Part I is available here. As before, I’ll bold insights and lessons I’ve picked up from those experiences.
A Scrum in Social Networks
I joined Tagged in the beginning of 2008. It billed itself as an up-and-coming social network, at a time when what it meant to be “social” on the internet was not defined and a bunch of sites were competing for user signups. MySpace and Friendster were the old-timers; Orkut was popular in certain countries; Facebook was just starting to get popular; nobody knew what Twitter was yet. Each site had its own take on what its users wanted to do once they started establishing their social graph within their service, and since the field was wide open, sites haven’t started each other’s features quite yet.

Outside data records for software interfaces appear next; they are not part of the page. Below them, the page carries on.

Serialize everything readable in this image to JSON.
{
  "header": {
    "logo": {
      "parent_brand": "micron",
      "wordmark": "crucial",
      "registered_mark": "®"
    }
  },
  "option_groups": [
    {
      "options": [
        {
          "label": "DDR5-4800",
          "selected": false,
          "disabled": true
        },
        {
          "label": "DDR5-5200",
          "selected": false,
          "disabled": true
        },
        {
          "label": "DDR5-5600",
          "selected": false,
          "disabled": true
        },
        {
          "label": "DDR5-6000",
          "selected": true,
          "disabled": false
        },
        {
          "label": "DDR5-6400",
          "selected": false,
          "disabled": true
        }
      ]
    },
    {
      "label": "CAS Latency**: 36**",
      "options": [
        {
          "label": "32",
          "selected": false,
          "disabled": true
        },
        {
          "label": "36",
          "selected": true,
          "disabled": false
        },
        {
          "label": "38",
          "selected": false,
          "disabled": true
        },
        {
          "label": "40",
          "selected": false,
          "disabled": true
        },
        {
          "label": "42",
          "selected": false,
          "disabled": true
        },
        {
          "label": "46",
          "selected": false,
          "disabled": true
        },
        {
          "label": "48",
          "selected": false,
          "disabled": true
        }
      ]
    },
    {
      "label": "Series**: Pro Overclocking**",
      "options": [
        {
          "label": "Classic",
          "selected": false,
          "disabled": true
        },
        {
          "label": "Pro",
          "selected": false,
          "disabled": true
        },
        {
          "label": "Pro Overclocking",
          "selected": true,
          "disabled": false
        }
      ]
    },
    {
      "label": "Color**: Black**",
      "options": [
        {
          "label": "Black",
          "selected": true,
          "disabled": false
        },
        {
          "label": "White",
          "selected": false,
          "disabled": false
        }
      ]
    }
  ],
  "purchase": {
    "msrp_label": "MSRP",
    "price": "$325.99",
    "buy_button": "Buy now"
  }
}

I was much too junior at the time to understand the business and product nuances, but upon reflection now, it seems obvious that the company would struggle. It tried to compete with larger social networks, but refused to take venture capital money to scale out quickly and focused on short-term profitability—only a couple of years in—borrowing from social games at the time2 but without fully committing to that model either. It eventually rebranded to if(we) and then exited via a sale for $60 million, some 13 years later. Venture capital isn’t a panacea and some companies prefer to grow more slowly and sustainably, but when the competition has a huge capital advantage, survival means being forced into a narrower and narrower niche.
I only stayed at Tagged for 6 months, as I joined a few acquaintances at their startup midway through the year. It was called LolApps.

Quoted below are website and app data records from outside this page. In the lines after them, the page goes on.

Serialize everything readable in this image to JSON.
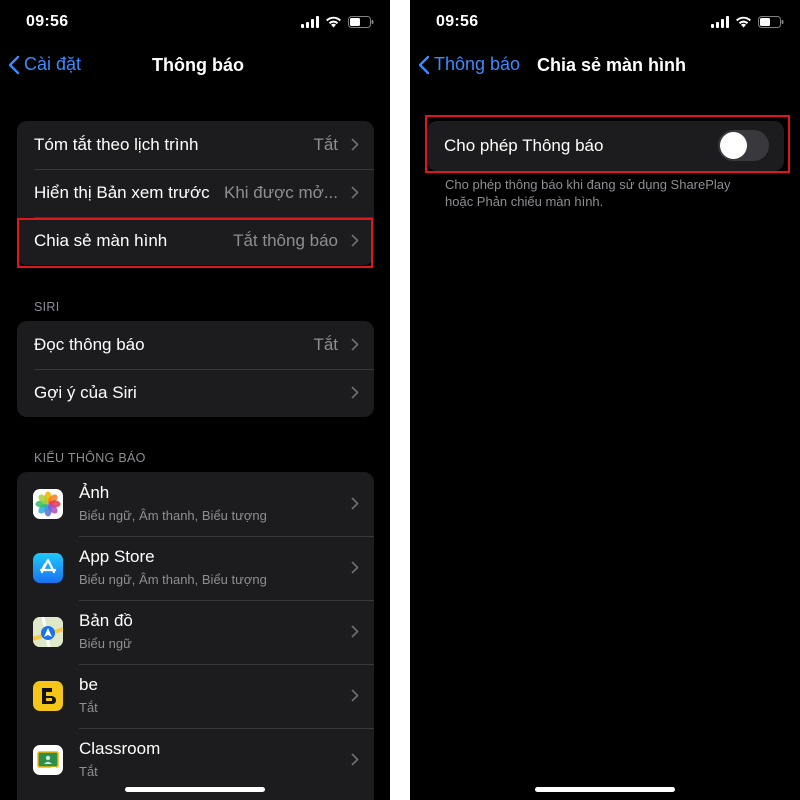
{
  "left": {
    "status": {
      "time": "09:56"
    },
    "nav": {
      "back": "Cài đặt",
      "title": "Thông báo"
    },
    "group1": [
      {
        "label": "Tóm tắt theo lịch trình",
        "value": "Tắt"
      },
      {
        "label": "Hiển thị Bản xem trước",
        "value": "Khi được mở..."
      },
      {
        "label": "Chia sẻ màn hình",
        "value": "Tắt thông báo"
      }
    ],
    "siri_header": "SIRI",
    "siri": [
      {
        "label": "Đọc thông báo",
        "value": "Tắt"
      },
      {
        "label": "Gợi ý của Siri",
        "value": ""
      }
    ],
    "style_header": "KIỂU THÔNG BÁO",
    "apps": [
      {
        "name": "Ảnh",
        "sub": "Biểu ngữ, Âm thanh, Biểu tượng",
        "icon": "photos-icon"
      },
      {
        "name": "App Store",
        "sub": "Biểu ngữ, Âm thanh, Biểu tượng",
        "icon": "app-store-icon"
      },
      {
        "name": "Bản đồ",
        "sub": "Biểu ngữ",
        "icon": "maps-icon"
      },
      {
        "name": "be",
        "sub": "Tắt",
        "icon": "be-icon"
      },
      {
        "name": "Classroom",
        "sub": "Tắt",
        "icon": "classroom-icon"
      }
    ]
  },
  "right": {
    "status": {
      "time": "09:56"
    },
    "nav": {
      "back": "Thông báo",
      "title": "Chia sẻ màn hình"
    },
    "toggle_label": "Cho phép Thông báo",
    "toggle_on": false,
    "footnote_line1": "Cho phép thông báo khi đang sử dụng SharePlay",
    "footnote_line2": "hoặc Phản chiếu màn hình."
  },
  "colors": {
    "accent": "#3b8bff",
    "highlight": "#e0161d",
    "cell": "#1c1c1e",
    "secondary": "#8e8e93"
  }
}
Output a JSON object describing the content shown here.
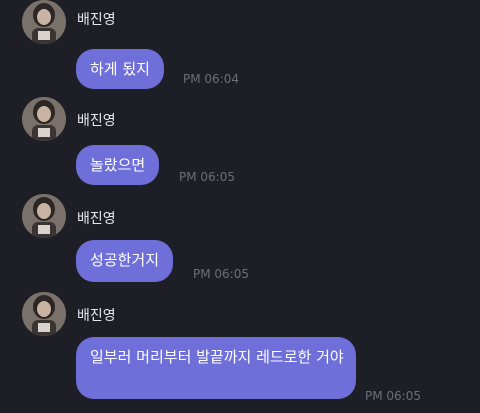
{
  "messages": [
    {
      "sender": "배진영",
      "text": "하게 됬지",
      "time": "PM 06:04"
    },
    {
      "sender": "배진영",
      "text": "놀랐으면",
      "time": "PM 06:05"
    },
    {
      "sender": "배진영",
      "text": "성공한거지",
      "time": "PM 06:05"
    },
    {
      "sender": "배진영",
      "text": "일부러 머리부터 발끝까지 레드로한 거야",
      "time": "PM 06:05"
    }
  ],
  "colors": {
    "background": "#1e1e26",
    "bubble": "#6f6fd9",
    "time": "#6d6d78",
    "sender": "#e8e8ec"
  },
  "icons": {
    "avatar": "profile-photo-avatar"
  }
}
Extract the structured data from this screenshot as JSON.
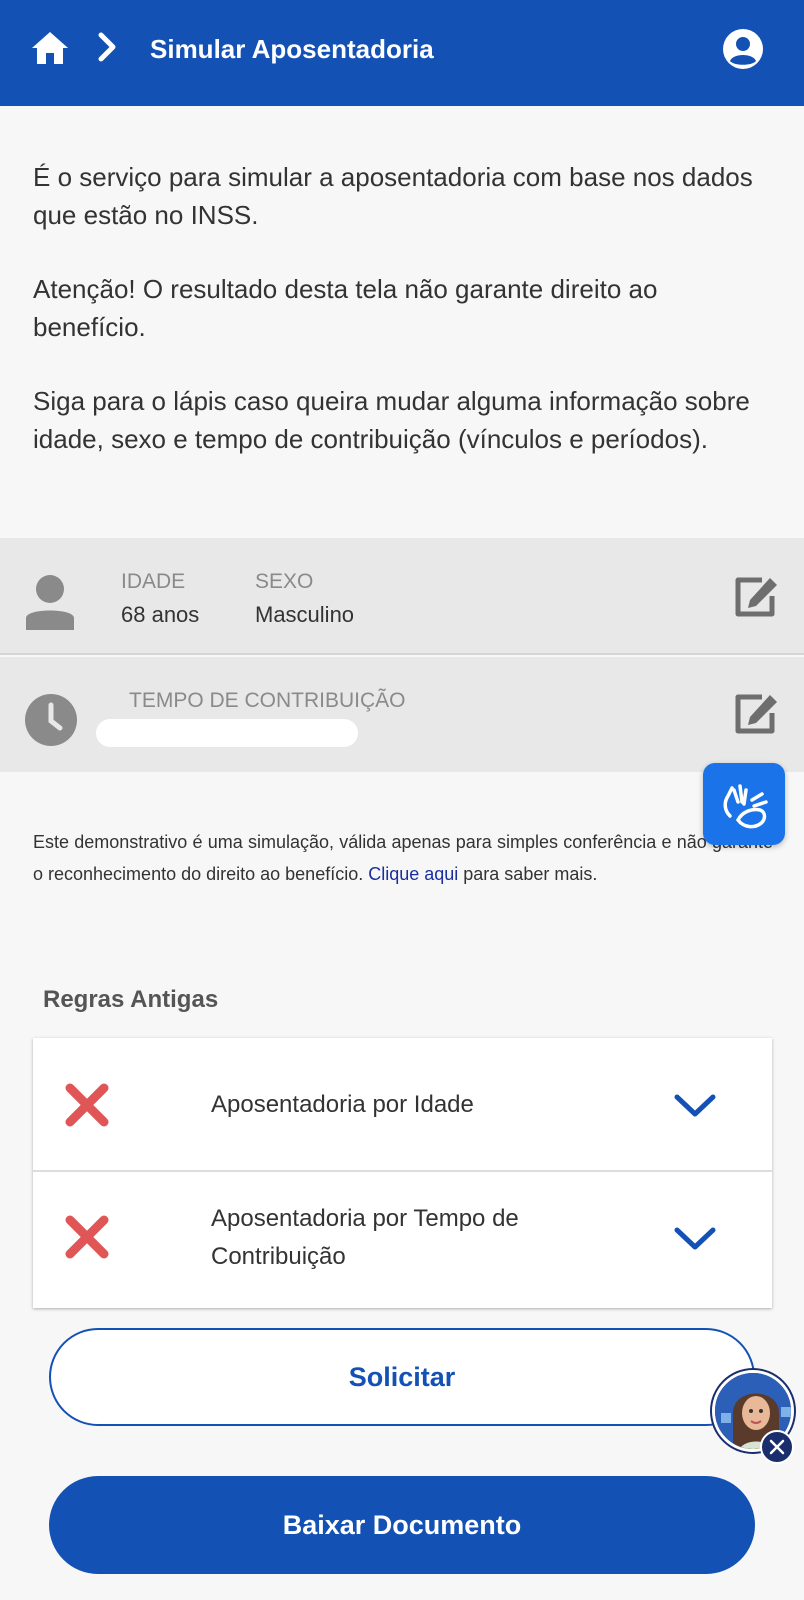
{
  "header": {
    "title": "Simular Aposentadoria",
    "icons": [
      "home-icon",
      "chevron-right-icon",
      "user-account-icon"
    ]
  },
  "intro": {
    "paragraph1": "É o serviço para simular a aposentadoria com base nos dados que estão no INSS.",
    "paragraph2": "Atenção! O resultado desta tela não garante direito ao benefício.",
    "paragraph3": "Siga para o lápis caso queira mudar alguma informação sobre idade, sexo e tempo de contribuição (vínculos e períodos)."
  },
  "profile": {
    "age_label": "IDADE",
    "age_value": "68 anos",
    "sex_label": "SEXO",
    "sex_value": "Masculino",
    "contribution_label": "TEMPO DE CONTRIBUIÇÃO"
  },
  "disclaimer": {
    "text_before": "Este demonstrativo é uma simulação, válida apenas para simples conferência e não garante o reconhecimento do direito ao benefício. ",
    "link": "Clique aqui",
    "text_after": " para saber mais."
  },
  "rules": {
    "section_title": "Regras Antigas",
    "items": [
      {
        "label": "Aposentadoria por Idade",
        "status": "not-eligible"
      },
      {
        "label": "Aposentadoria por Tempo de Contribuição",
        "status": "not-eligible"
      }
    ]
  },
  "actions": {
    "request_label": "Solicitar",
    "download_label": "Baixar Documento"
  },
  "colors": {
    "primary": "#1351b4",
    "error_red": "#e05555",
    "libras_blue": "#1a73e8"
  }
}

The Wild West
LolApps started as a white-label quiz and gift application creator on Facebook. It was an early-adopter to Facebook’s platform ambitions, and leveraged the loose initial APIs to make itself viral. At this point in Facebook’s history, it didn’t know how its users interacted with apps built on top of its own platform. LolApps’ white-label distribution, basically tutorializing how to create a Facebook app via FBML3, had also obfuscated the total user reach, so we flew under the radar for some time.
In an early-stage startup, emotions get amplified. I distinctly remember our various successes and failures at LolApps, because the lows were lowers but the highs were a huge rush. For instance, we had pursued a dating site pivot for a couple of months for no good reason other than to try to branch out from Facebook white-labl apps; it flopped and it wasn’t even a good learning experience. On the other hand, over one fateful weekend, we had stumbled our way to “growth hacking” the Facebook News Feed a couple weeks after it launched. I think my boss and the IT team had to spin up 4x the number of servers4 that weekend just to keep up with traffic.

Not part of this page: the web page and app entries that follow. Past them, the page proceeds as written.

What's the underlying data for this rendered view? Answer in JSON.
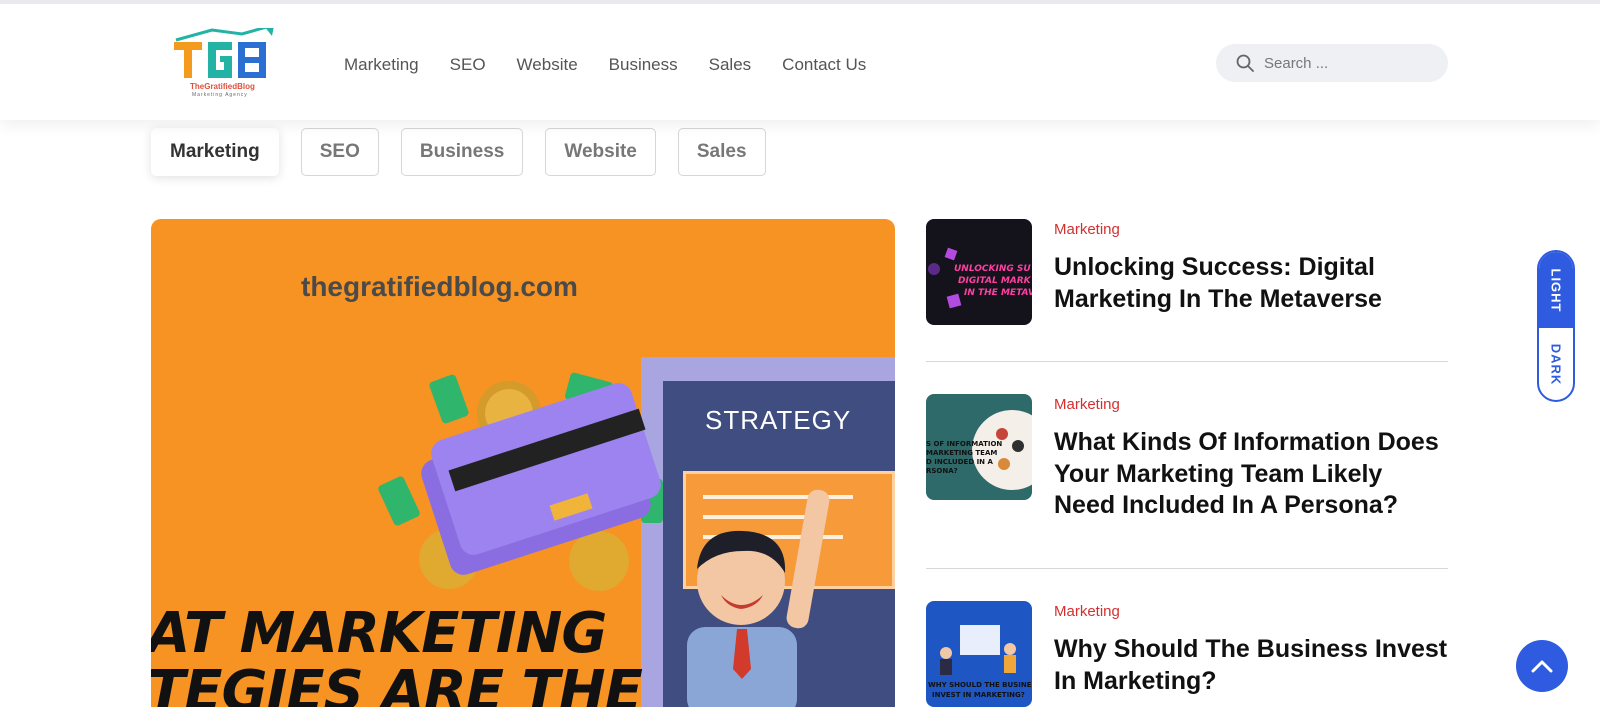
{
  "header": {
    "logo": {
      "name": "TheGratifiedBlog",
      "tagline": "Marketing Agency"
    },
    "nav": [
      "Marketing",
      "SEO",
      "Website",
      "Business",
      "Sales",
      "Contact Us"
    ],
    "search": {
      "placeholder": "Search ..."
    }
  },
  "category_tabs": {
    "items": [
      "Marketing",
      "SEO",
      "Business",
      "Website",
      "Sales"
    ],
    "active": "Marketing"
  },
  "hero": {
    "domain": "thegratifiedblog.com",
    "board_label": "STRATEGY",
    "headline_line1": "AT MARKETING",
    "headline_line2": "TEGIES ARE THE"
  },
  "posts": [
    {
      "category": "Marketing",
      "title": "Unlocking Success: Digital Marketing In The Metaverse",
      "thumb_color": "#14121a",
      "thumb_caption": "UNLOCKING SU DIGITAL MARK IN THE METAV"
    },
    {
      "category": "Marketing",
      "title": "What Kinds Of Information Does Your Marketing Team Likely Need Included In A Persona?",
      "thumb_color": "#2e6a6a",
      "thumb_caption": "S OF INFORMATION MARKETING TEAM D INCLUDED IN A RSONA?"
    },
    {
      "category": "Marketing",
      "title": "Why Should The Business Invest In Marketing?",
      "thumb_color": "#1e56c4",
      "thumb_caption": "WHY SHOULD THE BUSINESS INVEST IN MARKETING?"
    }
  ],
  "mode_toggle": {
    "light": "LIGHT",
    "dark": "DARK"
  },
  "colors": {
    "accent": "#2f5be0",
    "category_red": "#d3302f",
    "hero_orange": "#f69322"
  }
}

Riding the Social Gaming Wave
Eventually, LolApps found its way to games on Facebook. Early on, there were apps like Superpoke and Grow Your Friend that, like the aforementioned Tagged games, were mostly single-player experiences that happened to use data from friends’ lists. Once people figured out that they can create “gameplay” sprinkled with friends data that got people hooked and thus compelled them to send friend invites for temporary boosts, the entire Facebook gaming phenomenon took off. This was when game designers figured out mechanics like consumable items and the addictive nature of seeing numbers go up.
Zynga is the defining company for that time period, and their first major hit was Mafia Wars, a simple RPG which featured static art and gameplay that consisted of clicking on a button to “complete a mission” and fights were played out also by clicking a button to compare stats. Fewer people knew or remember that Mafia Wars was a clone of Mob Wars5, which I think was the first to figure out the overall formula but lacked the precision and optimization capabilities of Zynga’s approach to this space. We at LolApps met up with the Mob Wars folks, and decided that we’d jump into the action, with the added twist that we’d apply the same white-label principles that gave the company its initial success.
It turns out that white-labeling a game, even one that’s as simple as uploading bitmap art and inputting a bunch of parameters (e.g., number of hit points, leveling progression, etc.) is much more demanding of creators than 3-question quizzes. We eventually pulled in the creator and made our own games off of it, and garnered enough attention that we built a FB game tie-in that helped launch a console game, Dante’s Inferno by EA.
The history books would record that Zynga was really the only social gaming company that got big enough to go public, and everybody else either shut down or got acquired. Like with Tagged, the company with the most capital controlled the terms of engagement; in social games, that ended up being the cost of user acquisition via Facebook ads. Zynga simply had the biggest games (and hence, whales they monetized), heavily cross-promoted their games, and then bid up ad prices to make acquiring new users very expensive for competitors. Even though most games just ended up copying one another’s gimmicks, LolApps tried to compete on quality and strength of art + writing + gameplay. They meant well, but it ultimately failed, as the company merged with a publisher and then shut down its development soon thereafter.
I had left LolApps before those final days, as I found a new gig with Google. I was glad to have had the experience, but I never wanted to touch social games again, or go through the roller coaster of super-early-stage startups.
Going from a small startup to one of the biggest tech companies in the world was quite the culture shock. More on that in a future post.
Essentially for free, which was an attractive alternative to expensive match.com subscriptions.↩
This was well before Zynga became huge, but even back then, virtual gifts and goods were a thing.↩
A brief attempt by Facebook to create its own markup language for its apps.↩
No easy feat, pre-AWS.↩